Faced with criticism that Facebook is not enough to counter the extremist message, the company prefers to say that its automated systems remove the vast majority of banned content before glorifying IS and al-Qaeda.
But the complainants’ complaint shows that Facebook itself inadvertently provided communication and recruitment tools to two extremist groups, with dozens of pages named after them.
Social media seems to have made little progress on the issue in the four months since the Associated Press explained that Facebook pages that automatically generate businesses support Middle Eastern and white extremists in the United States have been.
On Wednesday, the Trade, Science and Transport Committee will question representatives of social media companies, including US Senator Monica Beckert, who is leading Facebook’s efforts to send extremist messages.
The new details come from an update of a complaint to the Securities and Exchange Commission that the National Center for Whistleblowers is planning to submit this week.
The title of one page is listed as “political ideology” “I love the Islamic State”. It features the IS logo inside the outline of the popular Facebook thumb icon.
In response to a request for comment, a Facebook spokesman told AP: “Our priority is to locate and remove content posted by people who violate our policy of staying at the forefront of bad actors, actors and dangerous organizations.
Auto-generated pages are not unusual, people cannot comment or post them As pages on Facebook, we violate our policies.
Next-generation networks that exclude anyone. While we can’t capture everyone, we keep our vigilance in this effort. ”
Facebook has many functions that create pages of content published by users. The updated complaint is being investigated in a procedure aimed at assisting business communication.
Cuts employment information from user pages to create corporate pages.
In this case, extremist groups can help because they allow users to like pages and may provide a list of empathy for employers.
The new file also found that pages from users promoting extremist groups are easy to find with simple searches using their names.
He revealed a page of “Mohamed Atta” with a distinctive image of a follower of al Qaeda, the hijacker in the attacks of September 11.
The page lists the user’s Al-Qaida page and teaches him as “bin Laden professor” and “Afghanistan Terrorist School.”
With mixed success, Facebook has so far limited the spread of extreme content.

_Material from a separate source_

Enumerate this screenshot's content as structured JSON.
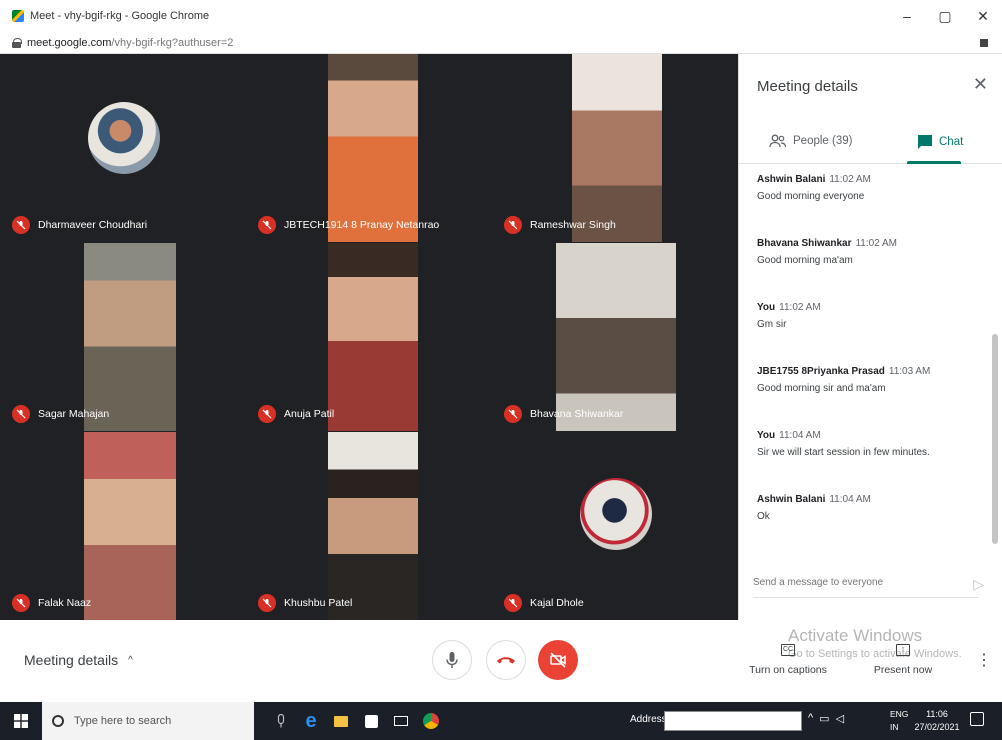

In March, he expanded his definition of prohibited content to include white US nationalist and white separatist material as well as international extremist groups.
It said it had banned 26 million pieces of content related to 200 top white organizations and global extremist groups such as ISIS and al Qaeda.
However, it is unclear whether the company is working well if the company is still having trouble getting rid of its pro-known extremist organizations program.
But as the report points out, a lot of materials go beyond blocks – and they are created automatically.
The AP story in May highlighted the issue of auto-creation, but the new content identified in the report indicates that Facebook has not solved it.
The report also said that the researchers found that several pages referenced in the AP report were removed more than six weeks later on June 25, while Bickert was questioned the day before another congressional hearing.
This problem was reported in an initial SEC complaint by the center’s executive director, John Kostiak, alleging that the social media company had increased its success in dealing with radical apostles.
“Facebook wants to convince us that its magic algorithms somehow clean up its website from extremist content,” Costak said.
“However, these same algorithms are automatically generated pages titled” I love the Islamic State, “and are ideal for communicating and recruiting terrorists.